Work instructions:
Every line below that holds the string "Shop" should be copied out.

Dataset content:
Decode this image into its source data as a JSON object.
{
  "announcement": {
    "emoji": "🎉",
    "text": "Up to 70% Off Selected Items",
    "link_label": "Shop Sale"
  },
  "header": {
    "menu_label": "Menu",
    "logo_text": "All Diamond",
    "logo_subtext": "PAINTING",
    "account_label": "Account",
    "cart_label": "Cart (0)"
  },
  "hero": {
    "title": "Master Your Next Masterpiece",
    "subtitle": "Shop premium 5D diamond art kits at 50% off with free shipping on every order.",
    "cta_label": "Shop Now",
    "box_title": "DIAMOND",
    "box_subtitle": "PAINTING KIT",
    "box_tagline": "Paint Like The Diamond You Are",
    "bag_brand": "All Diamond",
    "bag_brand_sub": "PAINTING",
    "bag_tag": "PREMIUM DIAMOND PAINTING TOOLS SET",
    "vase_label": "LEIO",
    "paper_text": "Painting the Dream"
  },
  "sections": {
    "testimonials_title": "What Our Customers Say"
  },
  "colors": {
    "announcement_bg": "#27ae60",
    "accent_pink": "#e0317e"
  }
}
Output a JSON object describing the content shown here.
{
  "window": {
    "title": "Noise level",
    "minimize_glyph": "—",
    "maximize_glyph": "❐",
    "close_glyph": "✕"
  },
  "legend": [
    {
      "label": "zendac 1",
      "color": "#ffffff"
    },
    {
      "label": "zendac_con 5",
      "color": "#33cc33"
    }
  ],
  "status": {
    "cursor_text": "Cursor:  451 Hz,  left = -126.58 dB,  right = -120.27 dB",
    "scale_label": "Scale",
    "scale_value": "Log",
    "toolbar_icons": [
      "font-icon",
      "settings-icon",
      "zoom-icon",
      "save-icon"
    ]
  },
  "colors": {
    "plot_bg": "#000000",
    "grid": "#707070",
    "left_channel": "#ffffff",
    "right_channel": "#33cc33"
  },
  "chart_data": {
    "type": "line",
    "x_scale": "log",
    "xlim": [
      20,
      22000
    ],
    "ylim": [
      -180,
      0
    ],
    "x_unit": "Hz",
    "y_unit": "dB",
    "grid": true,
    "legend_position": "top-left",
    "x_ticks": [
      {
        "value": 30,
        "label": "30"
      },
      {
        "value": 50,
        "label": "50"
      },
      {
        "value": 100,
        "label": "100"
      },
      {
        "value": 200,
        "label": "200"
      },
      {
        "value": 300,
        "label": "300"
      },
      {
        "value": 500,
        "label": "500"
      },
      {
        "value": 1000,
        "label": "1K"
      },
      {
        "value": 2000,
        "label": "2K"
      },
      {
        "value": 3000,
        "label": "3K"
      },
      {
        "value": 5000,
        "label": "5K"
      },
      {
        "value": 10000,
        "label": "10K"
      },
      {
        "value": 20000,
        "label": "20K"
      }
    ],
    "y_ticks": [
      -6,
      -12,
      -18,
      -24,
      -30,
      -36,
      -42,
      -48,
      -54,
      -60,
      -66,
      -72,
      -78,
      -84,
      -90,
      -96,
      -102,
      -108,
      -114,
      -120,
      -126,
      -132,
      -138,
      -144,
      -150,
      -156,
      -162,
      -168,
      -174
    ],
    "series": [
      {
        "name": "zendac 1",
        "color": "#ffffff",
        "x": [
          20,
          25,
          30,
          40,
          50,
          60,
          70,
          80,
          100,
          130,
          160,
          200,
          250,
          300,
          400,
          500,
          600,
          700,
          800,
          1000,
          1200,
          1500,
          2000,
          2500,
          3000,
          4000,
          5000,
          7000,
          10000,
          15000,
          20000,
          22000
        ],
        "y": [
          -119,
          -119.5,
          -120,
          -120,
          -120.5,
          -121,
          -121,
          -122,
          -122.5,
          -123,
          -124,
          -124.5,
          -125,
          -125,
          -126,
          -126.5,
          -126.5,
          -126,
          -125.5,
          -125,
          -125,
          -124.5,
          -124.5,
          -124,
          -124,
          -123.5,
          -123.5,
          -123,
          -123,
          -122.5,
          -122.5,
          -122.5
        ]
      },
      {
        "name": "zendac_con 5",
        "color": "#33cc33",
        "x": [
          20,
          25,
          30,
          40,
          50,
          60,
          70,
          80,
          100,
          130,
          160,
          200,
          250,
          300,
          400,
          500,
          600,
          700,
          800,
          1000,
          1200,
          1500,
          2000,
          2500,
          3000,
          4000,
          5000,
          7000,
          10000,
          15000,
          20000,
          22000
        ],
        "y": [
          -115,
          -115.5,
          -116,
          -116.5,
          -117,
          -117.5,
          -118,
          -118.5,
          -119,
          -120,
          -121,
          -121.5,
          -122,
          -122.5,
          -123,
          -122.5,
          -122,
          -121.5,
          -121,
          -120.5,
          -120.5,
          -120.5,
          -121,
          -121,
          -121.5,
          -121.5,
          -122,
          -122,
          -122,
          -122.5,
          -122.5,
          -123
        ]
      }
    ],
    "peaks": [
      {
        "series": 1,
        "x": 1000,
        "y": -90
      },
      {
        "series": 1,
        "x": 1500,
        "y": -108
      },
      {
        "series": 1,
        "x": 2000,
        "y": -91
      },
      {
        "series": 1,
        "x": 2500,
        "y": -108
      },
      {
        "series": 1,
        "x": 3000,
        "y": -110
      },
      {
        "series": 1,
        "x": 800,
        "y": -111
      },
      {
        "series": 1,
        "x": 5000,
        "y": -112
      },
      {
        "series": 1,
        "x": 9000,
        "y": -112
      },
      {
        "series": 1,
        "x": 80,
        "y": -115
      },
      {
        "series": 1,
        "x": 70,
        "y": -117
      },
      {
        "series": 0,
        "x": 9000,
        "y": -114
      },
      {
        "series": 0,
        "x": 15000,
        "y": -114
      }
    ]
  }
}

Completed task:
    "link_label": "Shop Sale"
    "subtitle": "Shop premium 5D diamond art kits at 50% off with free shipping on every order.",
    "cta_label": "Shop Now",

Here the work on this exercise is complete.